##### Exercise materials

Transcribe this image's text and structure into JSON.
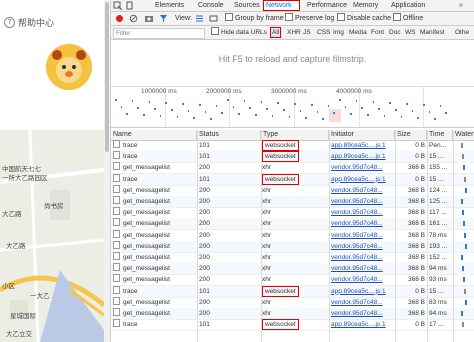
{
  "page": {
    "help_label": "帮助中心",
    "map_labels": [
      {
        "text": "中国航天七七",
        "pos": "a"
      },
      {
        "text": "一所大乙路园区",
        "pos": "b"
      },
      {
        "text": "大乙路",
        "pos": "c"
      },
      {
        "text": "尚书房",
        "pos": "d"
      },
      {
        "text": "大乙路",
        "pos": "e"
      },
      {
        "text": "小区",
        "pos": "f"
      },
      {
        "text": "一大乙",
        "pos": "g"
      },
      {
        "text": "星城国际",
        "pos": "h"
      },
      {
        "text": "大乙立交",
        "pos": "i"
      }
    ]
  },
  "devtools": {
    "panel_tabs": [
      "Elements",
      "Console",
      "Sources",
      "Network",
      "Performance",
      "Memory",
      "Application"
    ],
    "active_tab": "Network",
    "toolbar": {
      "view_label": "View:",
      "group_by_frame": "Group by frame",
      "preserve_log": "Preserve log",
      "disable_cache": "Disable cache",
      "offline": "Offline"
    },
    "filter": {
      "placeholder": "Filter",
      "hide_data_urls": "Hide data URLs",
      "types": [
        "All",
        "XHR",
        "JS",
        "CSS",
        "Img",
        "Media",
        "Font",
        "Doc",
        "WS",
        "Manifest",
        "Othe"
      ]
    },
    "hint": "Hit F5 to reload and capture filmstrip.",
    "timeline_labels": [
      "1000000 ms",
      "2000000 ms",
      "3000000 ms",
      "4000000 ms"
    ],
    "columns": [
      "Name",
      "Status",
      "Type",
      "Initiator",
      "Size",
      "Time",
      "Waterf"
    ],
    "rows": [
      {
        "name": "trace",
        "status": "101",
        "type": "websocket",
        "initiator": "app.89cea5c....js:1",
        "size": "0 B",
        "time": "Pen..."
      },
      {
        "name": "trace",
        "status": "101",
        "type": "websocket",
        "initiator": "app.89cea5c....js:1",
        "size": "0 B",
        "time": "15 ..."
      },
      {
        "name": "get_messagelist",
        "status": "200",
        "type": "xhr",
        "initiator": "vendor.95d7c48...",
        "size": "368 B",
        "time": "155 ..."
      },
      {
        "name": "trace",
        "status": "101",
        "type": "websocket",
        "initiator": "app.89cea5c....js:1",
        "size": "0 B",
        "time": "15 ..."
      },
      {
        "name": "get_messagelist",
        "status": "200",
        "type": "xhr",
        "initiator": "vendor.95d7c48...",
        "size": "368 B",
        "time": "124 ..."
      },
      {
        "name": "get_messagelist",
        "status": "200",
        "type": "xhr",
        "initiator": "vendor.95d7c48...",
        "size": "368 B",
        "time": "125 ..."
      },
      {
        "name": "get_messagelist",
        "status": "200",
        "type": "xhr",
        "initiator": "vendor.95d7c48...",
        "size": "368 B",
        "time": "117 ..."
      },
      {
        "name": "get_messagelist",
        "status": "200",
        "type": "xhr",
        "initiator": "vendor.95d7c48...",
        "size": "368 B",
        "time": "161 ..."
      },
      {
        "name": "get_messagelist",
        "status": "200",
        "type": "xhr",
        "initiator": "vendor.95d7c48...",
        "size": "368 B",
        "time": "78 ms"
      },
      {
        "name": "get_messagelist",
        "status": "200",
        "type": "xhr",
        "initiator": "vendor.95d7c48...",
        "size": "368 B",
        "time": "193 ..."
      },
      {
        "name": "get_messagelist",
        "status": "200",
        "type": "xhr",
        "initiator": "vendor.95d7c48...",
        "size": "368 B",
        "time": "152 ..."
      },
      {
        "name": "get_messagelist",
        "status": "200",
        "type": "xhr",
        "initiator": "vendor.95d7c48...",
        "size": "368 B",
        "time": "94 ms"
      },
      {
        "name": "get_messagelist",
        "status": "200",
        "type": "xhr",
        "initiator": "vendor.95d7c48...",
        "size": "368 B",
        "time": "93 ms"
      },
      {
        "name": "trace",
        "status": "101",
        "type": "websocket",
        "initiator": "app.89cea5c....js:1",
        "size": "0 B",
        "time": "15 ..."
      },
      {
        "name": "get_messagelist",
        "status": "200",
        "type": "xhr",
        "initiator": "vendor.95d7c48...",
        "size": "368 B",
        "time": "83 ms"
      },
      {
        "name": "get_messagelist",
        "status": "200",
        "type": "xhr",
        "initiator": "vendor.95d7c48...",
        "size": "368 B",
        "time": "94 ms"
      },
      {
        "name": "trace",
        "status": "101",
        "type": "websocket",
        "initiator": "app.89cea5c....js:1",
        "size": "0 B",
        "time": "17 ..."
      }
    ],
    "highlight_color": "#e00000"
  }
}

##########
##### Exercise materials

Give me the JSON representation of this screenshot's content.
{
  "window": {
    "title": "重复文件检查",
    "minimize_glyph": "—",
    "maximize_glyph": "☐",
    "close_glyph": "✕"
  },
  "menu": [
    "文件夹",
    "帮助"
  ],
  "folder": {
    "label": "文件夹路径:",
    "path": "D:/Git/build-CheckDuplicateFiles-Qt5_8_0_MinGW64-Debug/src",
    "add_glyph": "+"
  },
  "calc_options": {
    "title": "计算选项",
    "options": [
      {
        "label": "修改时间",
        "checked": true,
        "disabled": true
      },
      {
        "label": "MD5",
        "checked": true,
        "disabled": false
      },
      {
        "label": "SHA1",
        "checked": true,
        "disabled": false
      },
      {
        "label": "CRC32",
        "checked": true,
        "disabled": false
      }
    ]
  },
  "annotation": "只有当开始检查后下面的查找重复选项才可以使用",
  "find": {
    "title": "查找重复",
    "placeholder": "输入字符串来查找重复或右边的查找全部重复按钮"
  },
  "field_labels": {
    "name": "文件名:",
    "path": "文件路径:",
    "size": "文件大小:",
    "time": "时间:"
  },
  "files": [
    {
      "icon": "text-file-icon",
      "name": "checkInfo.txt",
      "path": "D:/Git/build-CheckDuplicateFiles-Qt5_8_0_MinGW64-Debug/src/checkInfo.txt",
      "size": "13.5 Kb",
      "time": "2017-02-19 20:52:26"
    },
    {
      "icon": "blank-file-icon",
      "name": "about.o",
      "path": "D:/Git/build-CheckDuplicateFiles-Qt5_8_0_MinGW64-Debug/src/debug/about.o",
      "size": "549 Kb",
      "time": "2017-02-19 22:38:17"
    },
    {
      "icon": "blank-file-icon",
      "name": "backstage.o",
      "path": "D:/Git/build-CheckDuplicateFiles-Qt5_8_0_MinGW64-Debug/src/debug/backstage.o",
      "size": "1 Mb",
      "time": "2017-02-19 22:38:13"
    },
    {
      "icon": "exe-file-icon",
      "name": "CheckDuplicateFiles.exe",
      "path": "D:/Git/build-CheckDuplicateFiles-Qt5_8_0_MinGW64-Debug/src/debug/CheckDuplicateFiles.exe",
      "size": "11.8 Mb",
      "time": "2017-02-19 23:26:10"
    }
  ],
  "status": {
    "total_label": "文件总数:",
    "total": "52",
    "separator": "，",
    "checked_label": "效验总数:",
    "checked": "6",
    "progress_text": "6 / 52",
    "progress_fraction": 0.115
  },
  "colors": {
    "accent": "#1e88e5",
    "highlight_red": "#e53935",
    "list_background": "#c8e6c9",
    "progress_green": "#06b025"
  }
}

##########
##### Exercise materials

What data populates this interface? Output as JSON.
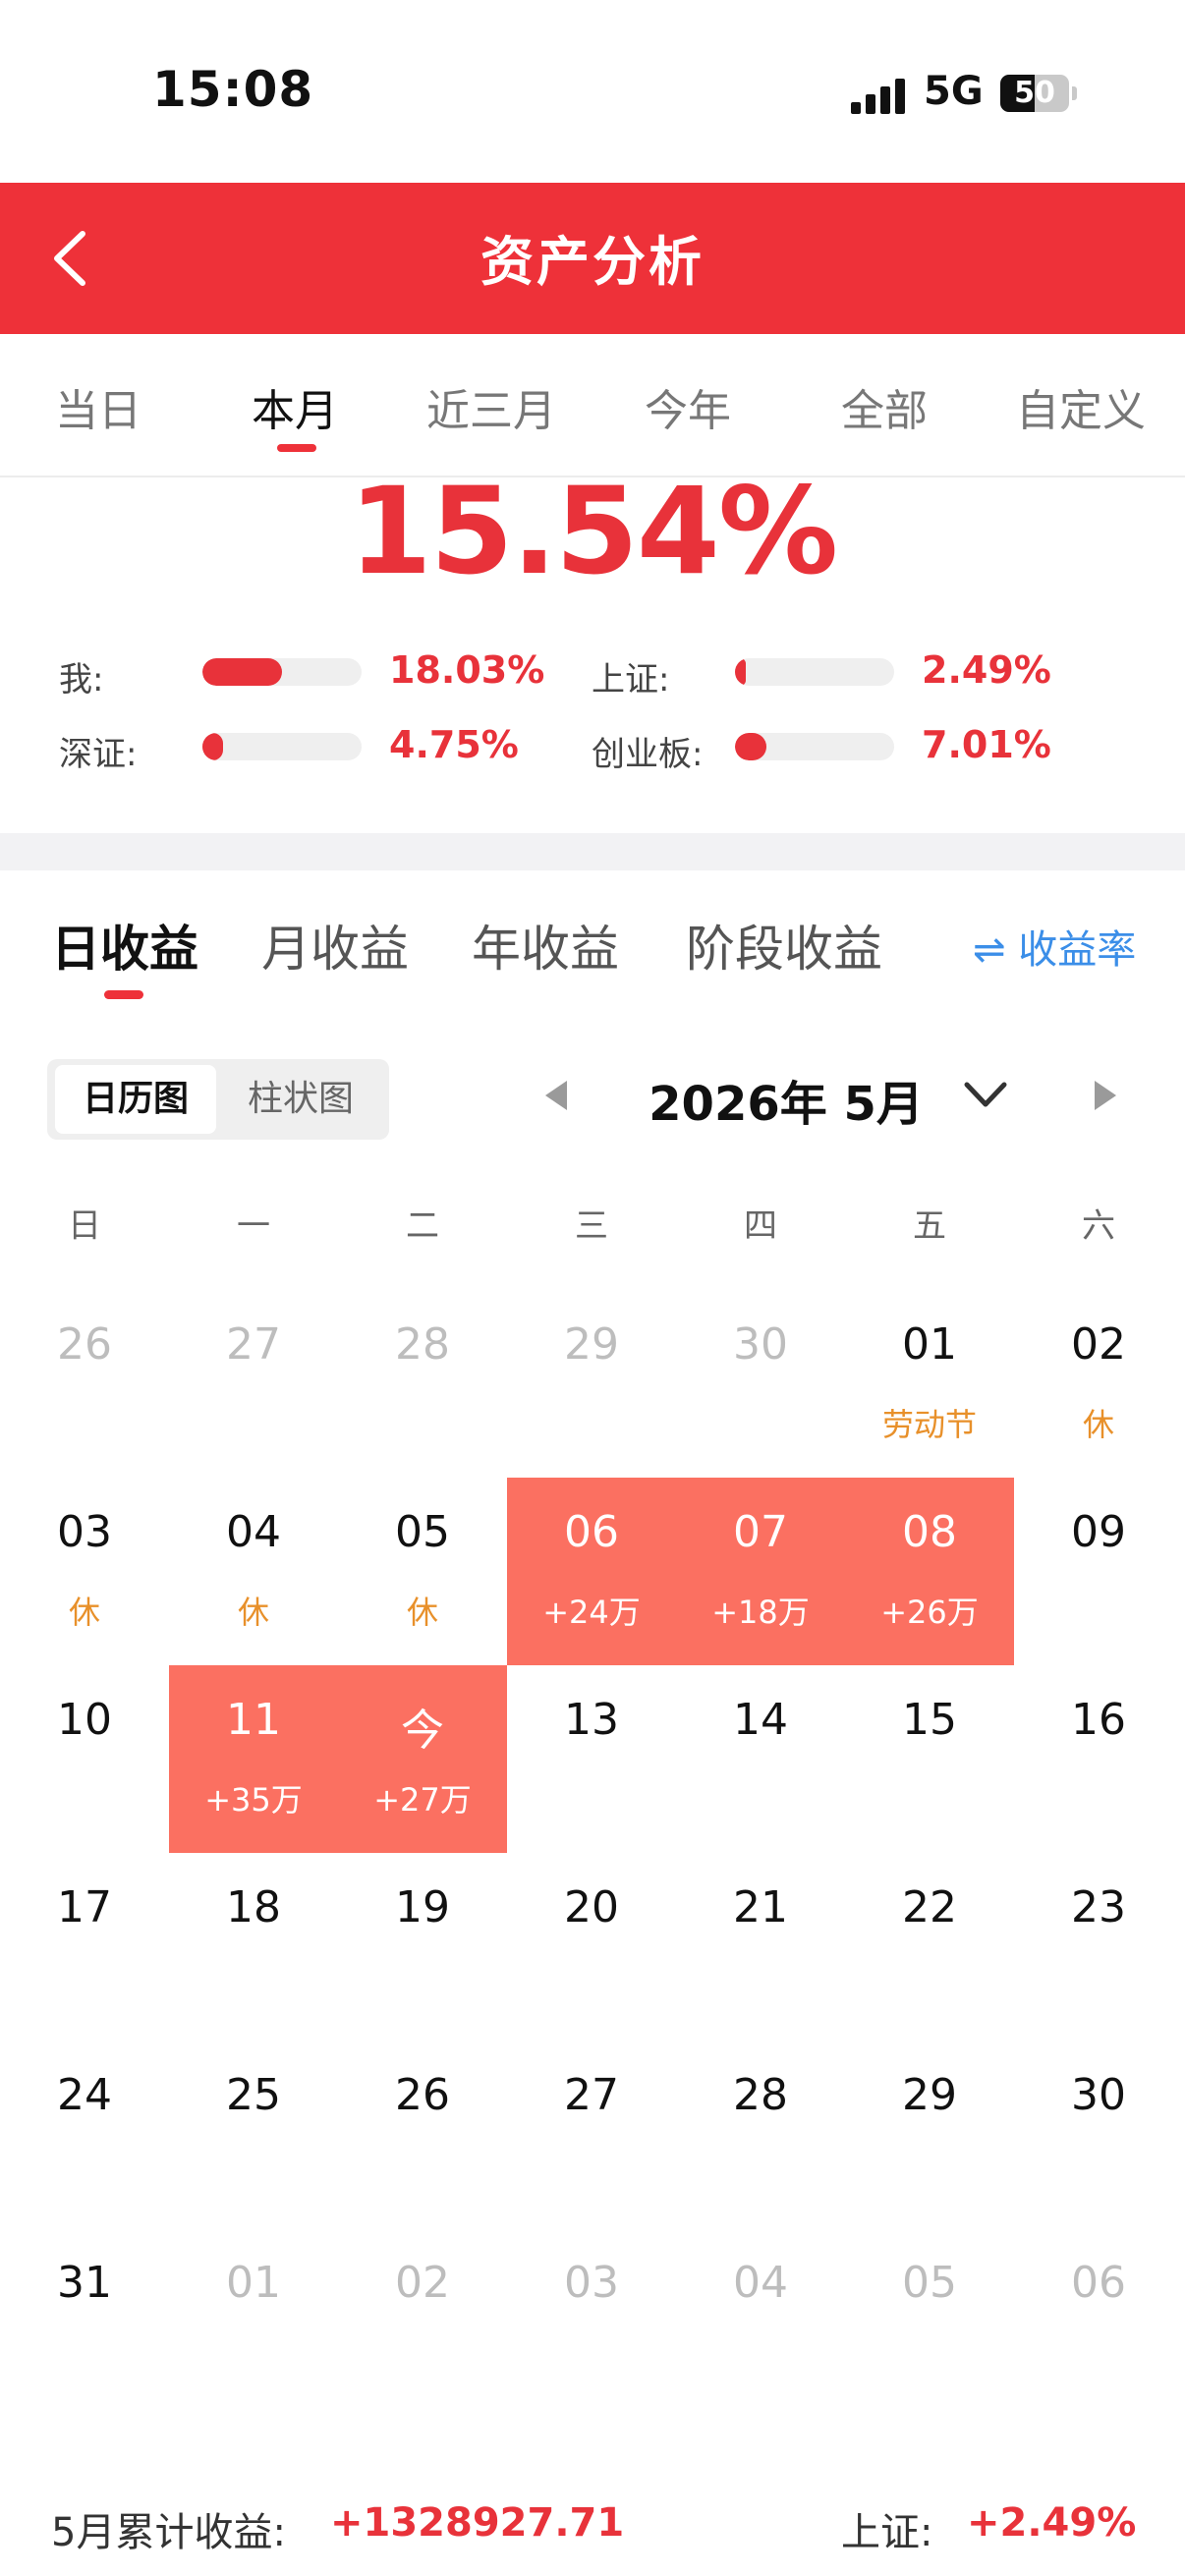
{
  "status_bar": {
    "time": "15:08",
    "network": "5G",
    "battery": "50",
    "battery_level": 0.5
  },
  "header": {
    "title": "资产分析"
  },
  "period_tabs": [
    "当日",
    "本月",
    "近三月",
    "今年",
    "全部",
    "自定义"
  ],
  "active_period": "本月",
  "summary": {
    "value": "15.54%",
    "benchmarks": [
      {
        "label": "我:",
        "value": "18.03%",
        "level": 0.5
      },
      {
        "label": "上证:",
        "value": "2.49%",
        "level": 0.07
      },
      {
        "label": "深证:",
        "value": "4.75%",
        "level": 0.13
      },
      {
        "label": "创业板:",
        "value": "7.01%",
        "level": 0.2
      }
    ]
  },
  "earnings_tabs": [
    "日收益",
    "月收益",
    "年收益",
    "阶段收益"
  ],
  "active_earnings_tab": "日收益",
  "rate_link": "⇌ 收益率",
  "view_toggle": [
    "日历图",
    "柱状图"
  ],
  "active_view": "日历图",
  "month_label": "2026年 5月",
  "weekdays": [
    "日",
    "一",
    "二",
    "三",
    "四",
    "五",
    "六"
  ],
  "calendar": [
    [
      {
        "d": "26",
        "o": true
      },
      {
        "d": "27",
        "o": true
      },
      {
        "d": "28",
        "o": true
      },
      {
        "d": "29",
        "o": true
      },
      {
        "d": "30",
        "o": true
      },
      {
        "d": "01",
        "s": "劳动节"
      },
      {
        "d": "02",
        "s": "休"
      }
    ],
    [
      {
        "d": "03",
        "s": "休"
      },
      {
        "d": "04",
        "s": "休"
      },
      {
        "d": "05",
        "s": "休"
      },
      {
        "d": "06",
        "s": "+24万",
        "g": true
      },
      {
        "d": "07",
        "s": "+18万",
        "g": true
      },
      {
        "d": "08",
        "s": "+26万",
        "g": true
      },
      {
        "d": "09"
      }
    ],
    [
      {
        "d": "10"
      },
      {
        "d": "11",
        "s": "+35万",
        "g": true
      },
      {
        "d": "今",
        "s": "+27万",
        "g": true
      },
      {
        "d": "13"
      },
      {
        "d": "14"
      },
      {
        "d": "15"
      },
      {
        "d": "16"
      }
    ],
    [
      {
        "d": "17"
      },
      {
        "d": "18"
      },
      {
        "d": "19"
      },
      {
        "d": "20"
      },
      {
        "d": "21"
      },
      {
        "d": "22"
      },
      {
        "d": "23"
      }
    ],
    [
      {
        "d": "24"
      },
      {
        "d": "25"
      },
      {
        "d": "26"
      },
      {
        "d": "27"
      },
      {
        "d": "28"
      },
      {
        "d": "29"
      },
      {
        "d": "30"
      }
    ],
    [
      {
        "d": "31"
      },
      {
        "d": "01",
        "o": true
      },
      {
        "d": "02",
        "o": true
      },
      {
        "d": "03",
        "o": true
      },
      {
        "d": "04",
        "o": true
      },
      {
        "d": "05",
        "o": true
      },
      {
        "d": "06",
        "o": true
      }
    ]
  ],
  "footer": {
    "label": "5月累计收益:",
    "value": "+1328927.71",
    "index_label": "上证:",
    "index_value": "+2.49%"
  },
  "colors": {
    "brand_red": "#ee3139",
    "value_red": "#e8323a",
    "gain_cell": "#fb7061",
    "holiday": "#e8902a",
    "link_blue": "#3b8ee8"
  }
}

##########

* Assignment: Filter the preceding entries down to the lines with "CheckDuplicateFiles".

* Exercise solution:
    "path": "D:/Git/build-CheckDuplicateFiles-Qt5_8_0_MinGW64-Debug/src",
      "path": "D:/Git/build-CheckDuplicateFiles-Qt5_8_0_MinGW64-Debug/src/checkInfo.txt",
      "path": "D:/Git/build-CheckDuplicateFiles-Qt5_8_0_MinGW64-Debug/src/debug/about.o",
      "path": "D:/Git/build-CheckDuplicateFiles-Qt5_8_0_MinGW64-Debug/src/debug/backstage.o",
      "name": "CheckDuplicateFiles.exe",
      "path": "D:/Git/build-CheckDuplicateFiles-Qt5_8_0_MinGW64-Debug/src/debug/CheckDuplicateFiles.exe",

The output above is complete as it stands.